Write out the entries once more, exactly as they appear.

*** Given records ***

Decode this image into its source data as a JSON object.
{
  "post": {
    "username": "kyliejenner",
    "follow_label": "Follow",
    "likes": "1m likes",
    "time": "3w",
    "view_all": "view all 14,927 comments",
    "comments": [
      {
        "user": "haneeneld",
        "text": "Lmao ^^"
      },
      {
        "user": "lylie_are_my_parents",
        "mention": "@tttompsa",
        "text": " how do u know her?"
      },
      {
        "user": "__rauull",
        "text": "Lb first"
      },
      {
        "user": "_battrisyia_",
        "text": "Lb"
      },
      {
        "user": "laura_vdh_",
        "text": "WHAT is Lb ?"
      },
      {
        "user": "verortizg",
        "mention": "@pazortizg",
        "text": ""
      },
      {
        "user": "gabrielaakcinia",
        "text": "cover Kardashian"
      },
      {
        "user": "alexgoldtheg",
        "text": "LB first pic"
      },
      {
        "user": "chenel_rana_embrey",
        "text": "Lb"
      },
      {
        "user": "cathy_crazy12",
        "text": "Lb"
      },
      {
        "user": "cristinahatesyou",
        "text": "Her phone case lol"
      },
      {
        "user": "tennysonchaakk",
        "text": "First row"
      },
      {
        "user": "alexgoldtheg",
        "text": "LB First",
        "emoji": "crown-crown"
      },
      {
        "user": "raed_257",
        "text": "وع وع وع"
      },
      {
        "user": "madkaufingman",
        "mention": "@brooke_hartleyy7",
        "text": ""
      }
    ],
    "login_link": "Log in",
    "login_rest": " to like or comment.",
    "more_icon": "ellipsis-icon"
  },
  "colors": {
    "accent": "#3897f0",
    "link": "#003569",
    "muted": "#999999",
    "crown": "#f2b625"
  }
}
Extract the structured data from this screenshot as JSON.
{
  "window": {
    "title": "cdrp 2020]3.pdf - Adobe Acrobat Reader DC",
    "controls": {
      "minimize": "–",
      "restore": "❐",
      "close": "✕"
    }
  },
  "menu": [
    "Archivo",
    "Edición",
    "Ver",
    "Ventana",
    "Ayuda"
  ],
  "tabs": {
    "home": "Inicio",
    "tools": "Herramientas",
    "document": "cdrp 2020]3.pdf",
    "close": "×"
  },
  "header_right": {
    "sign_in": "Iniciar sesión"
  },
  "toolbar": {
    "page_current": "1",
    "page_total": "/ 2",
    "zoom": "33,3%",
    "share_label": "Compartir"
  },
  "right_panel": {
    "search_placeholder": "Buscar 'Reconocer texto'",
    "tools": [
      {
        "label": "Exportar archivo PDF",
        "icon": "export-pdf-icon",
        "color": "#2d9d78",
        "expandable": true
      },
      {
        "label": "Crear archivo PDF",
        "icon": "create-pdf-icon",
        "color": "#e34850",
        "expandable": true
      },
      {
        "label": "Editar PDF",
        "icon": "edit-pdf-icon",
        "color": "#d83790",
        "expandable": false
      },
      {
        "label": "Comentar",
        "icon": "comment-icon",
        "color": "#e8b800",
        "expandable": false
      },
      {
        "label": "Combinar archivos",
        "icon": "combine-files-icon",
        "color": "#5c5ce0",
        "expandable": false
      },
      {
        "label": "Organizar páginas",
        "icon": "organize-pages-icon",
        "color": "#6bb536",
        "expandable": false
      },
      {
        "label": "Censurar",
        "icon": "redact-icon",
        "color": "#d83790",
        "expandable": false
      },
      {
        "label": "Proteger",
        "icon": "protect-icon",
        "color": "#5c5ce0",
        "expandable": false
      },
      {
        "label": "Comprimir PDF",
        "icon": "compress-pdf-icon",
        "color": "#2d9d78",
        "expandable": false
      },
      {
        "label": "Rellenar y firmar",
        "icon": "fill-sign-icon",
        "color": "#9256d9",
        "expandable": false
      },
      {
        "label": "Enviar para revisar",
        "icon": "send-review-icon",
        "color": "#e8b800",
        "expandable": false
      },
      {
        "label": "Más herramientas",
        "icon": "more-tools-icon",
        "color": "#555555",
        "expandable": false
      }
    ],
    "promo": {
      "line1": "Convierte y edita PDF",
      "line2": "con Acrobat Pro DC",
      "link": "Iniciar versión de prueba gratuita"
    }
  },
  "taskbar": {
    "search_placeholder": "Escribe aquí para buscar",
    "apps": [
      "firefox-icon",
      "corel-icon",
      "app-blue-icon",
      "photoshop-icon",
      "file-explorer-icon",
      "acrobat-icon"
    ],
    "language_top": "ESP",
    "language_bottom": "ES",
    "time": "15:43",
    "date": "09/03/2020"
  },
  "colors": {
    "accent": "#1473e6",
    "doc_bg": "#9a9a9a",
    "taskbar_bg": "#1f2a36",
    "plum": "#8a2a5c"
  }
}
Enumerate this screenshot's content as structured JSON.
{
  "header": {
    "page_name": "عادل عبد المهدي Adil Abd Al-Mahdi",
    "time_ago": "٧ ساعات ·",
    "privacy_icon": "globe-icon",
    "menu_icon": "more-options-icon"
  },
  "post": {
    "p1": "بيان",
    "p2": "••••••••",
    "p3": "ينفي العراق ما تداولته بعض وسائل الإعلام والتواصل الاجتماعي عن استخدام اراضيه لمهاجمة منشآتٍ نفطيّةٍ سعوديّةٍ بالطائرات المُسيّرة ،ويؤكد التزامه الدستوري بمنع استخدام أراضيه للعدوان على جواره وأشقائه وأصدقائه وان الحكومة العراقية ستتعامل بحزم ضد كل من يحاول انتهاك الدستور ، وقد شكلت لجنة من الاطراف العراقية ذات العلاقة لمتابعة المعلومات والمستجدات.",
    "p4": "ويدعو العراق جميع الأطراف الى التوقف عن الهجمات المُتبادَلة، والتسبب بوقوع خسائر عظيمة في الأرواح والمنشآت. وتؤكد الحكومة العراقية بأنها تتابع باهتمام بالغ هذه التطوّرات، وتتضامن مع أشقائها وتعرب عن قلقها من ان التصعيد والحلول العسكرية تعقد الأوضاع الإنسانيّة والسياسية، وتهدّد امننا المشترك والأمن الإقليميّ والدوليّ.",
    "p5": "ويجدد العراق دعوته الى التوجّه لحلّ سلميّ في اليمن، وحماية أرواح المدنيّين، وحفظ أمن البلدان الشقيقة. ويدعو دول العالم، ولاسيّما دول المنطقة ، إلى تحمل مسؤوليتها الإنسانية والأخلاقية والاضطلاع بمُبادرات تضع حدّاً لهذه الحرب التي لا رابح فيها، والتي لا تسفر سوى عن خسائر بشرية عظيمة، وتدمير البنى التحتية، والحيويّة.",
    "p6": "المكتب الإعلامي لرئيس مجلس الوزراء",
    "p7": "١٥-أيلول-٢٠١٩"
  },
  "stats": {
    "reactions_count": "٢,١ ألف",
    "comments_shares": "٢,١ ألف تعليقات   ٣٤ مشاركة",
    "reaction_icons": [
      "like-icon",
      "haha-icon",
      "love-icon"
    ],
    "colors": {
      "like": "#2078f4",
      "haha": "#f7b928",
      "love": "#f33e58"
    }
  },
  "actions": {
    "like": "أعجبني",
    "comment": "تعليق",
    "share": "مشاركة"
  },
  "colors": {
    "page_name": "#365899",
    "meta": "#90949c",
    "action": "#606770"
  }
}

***

> [Completed exercise]:
Decode this image into its source data as a JSON object.
{
  "post": {
    "username": "kyliejenner",
    "follow_label": "Follow",
    "likes": "1m likes",
    "time": "3w",
    "view_all": "view all 14,927 comments",
    "comments": [
      {
        "user": "haneeneld",
        "text": "Lmao ^^"
      },
      {
        "user": "lylie_are_my_parents",
        "mention": "@tttompsa",
        "text": " how do u know her?"
      },
      {
        "user": "__rauull",
        "text": "Lb first"
      },
      {
        "user": "_battrisyia_",
        "text": "Lb"
      },
      {
        "user": "laura_vdh_",
        "text": "WHAT is Lb ?"
      },
      {
        "user": "verortizg",
        "mention": "@pazortizg",
        "text": ""
      },
      {
        "user": "gabrielaakcinia",
        "text": "cover Kardashian"
      },
      {
        "user": "alexgoldtheg",
        "text": "LB first pic"
      },
      {
        "user": "chenel_rana_embrey",
        "text": "Lb"
      },
      {
        "user": "cathy_crazy12",
        "text": "Lb"
      },
      {
        "user": "cristinahatesyou",
        "text": "Her phone case lol"
      },
      {
        "user": "tennysonchaakk",
        "text": "First row"
      },
      {
        "user": "alexgoldtheg",
        "text": "LB First",
        "emoji": "crown-crown"
      },
      {
        "user": "raed_257",
        "text": "وع وع وع"
      },
      {
        "user": "madkaufingman",
        "mention": "@brooke_hartleyy7",
        "text": ""
      }
    ],
    "login_link": "Log in",
    "login_rest": " to like or comment.",
    "more_icon": "ellipsis-icon"
  },
  "colors": {
    "accent": "#3897f0",
    "link": "#003569",
    "muted": "#999999",
    "crown": "#f2b625"
  }
}
Extract the structured data from this screenshot as JSON.
{
  "window": {
    "title": "cdrp 2020]3.pdf - Adobe Acrobat Reader DC",
    "controls": {
      "minimize": "–",
      "restore": "❐",
      "close": "✕"
    }
  },
  "menu": [
    "Archivo",
    "Edición",
    "Ver",
    "Ventana",
    "Ayuda"
  ],
  "tabs": {
    "home": "Inicio",
    "tools": "Herramientas",
    "document": "cdrp 2020]3.pdf",
    "close": "×"
  },
  "header_right": {
    "sign_in": "Iniciar sesión"
  },
  "toolbar": {
    "page_current": "1",
    "page_total": "/ 2",
    "zoom": "33,3%",
    "share_label": "Compartir"
  },
  "right_panel": {
    "search_placeholder": "Buscar 'Reconocer texto'",
    "tools": [
      {
        "label": "Exportar archivo PDF",
        "icon": "export-pdf-icon",
        "color": "#2d9d78",
        "expandable": true
      },
      {
        "label": "Crear archivo PDF",
        "icon": "create-pdf-icon",
        "color": "#e34850",
        "expandable": true
      },
      {
        "label": "Editar PDF",
        "icon": "edit-pdf-icon",
        "color": "#d83790",
        "expandable": false
      },
      {
        "label": "Comentar",
        "icon": "comment-icon",
        "color": "#e8b800",
        "expandable": false
      },
      {
        "label": "Combinar archivos",
        "icon": "combine-files-icon",
        "color": "#5c5ce0",
        "expandable": false
      },
      {
        "label": "Organizar páginas",
        "icon": "organize-pages-icon",
        "color": "#6bb536",
        "expandable": false
      },
      {
        "label": "Censurar",
        "icon": "redact-icon",
        "color": "#d83790",
        "expandable": false
      },
      {
        "label": "Proteger",
        "icon": "protect-icon",
        "color": "#5c5ce0",
        "expandable": false
      },
      {
        "label": "Comprimir PDF",
        "icon": "compress-pdf-icon",
        "color": "#2d9d78",
        "expandable": false
      },
      {
        "label": "Rellenar y firmar",
        "icon": "fill-sign-icon",
        "color": "#9256d9",
        "expandable": false
      },
      {
        "label": "Enviar para revisar",
        "icon": "send-review-icon",
        "color": "#e8b800",
        "expandable": false
      },
      {
        "label": "Más herramientas",
        "icon": "more-tools-icon",
        "color": "#555555",
        "expandable": false
      }
    ],
    "promo": {
      "line1": "Convierte y edita PDF",
      "line2": "con Acrobat Pro DC",
      "link": "Iniciar versión de prueba gratuita"
    }
  },
  "taskbar": {
    "search_placeholder": "Escribe aquí para buscar",
    "apps": [
      "firefox-icon",
      "corel-icon",
      "app-blue-icon",
      "photoshop-icon",
      "file-explorer-icon",
      "acrobat-icon"
    ],
    "language_top": "ESP",
    "language_bottom": "ES",
    "time": "15:43",
    "date": "09/03/2020"
  },
  "colors": {
    "accent": "#1473e6",
    "doc_bg": "#9a9a9a",
    "taskbar_bg": "#1f2a36",
    "plum": "#8a2a5c"
  }
}
Enumerate this screenshot's content as structured JSON.
{
  "header": {
    "page_name": "عادل عبد المهدي Adil Abd Al-Mahdi",
    "time_ago": "٧ ساعات ·",
    "privacy_icon": "globe-icon",
    "menu_icon": "more-options-icon"
  },
  "post": {
    "p1": "بيان",
    "p2": "••••••••",
    "p3": "ينفي العراق ما تداولته بعض وسائل الإعلام والتواصل الاجتماعي عن استخدام اراضيه لمهاجمة منشآتٍ نفطيّةٍ سعوديّةٍ بالطائرات المُسيّرة ،ويؤكد التزامه الدستوري بمنع استخدام أراضيه للعدوان على جواره وأشقائه وأصدقائه وان الحكومة العراقية ستتعامل بحزم ضد كل من يحاول انتهاك الدستور ، وقد شكلت لجنة من الاطراف العراقية ذات العلاقة لمتابعة المعلومات والمستجدات.",
    "p4": "ويدعو العراق جميع الأطراف الى التوقف عن الهجمات المُتبادَلة، والتسبب بوقوع خسائر عظيمة في الأرواح والمنشآت. وتؤكد الحكومة العراقية بأنها تتابع باهتمام بالغ هذه التطوّرات، وتتضامن مع أشقائها وتعرب عن قلقها من ان التصعيد والحلول العسكرية تعقد الأوضاع الإنسانيّة والسياسية، وتهدّد امننا المشترك والأمن الإقليميّ والدوليّ.",
    "p5": "ويجدد العراق دعوته الى التوجّه لحلّ سلميّ في اليمن، وحماية أرواح المدنيّين، وحفظ أمن البلدان الشقيقة. ويدعو دول العالم، ولاسيّما دول المنطقة ، إلى تحمل مسؤوليتها الإنسانية والأخلاقية والاضطلاع بمُبادرات تضع حدّاً لهذه الحرب التي لا رابح فيها، والتي لا تسفر سوى عن خسائر بشرية عظيمة، وتدمير البنى التحتية، والحيويّة.",
    "p6": "المكتب الإعلامي لرئيس مجلس الوزراء",
    "p7": "١٥-أيلول-٢٠١٩"
  },
  "stats": {
    "reactions_count": "٢,١ ألف",
    "comments_shares": "٢,١ ألف تعليقات   ٣٤ مشاركة",
    "reaction_icons": [
      "like-icon",
      "haha-icon",
      "love-icon"
    ],
    "colors": {
      "like": "#2078f4",
      "haha": "#f7b928",
      "love": "#f33e58"
    }
  },
  "actions": {
    "like": "أعجبني",
    "comment": "تعليق",
    "share": "مشاركة"
  },
  "colors": {
    "page_name": "#365899",
    "meta": "#90949c",
    "action": "#606770"
  }
}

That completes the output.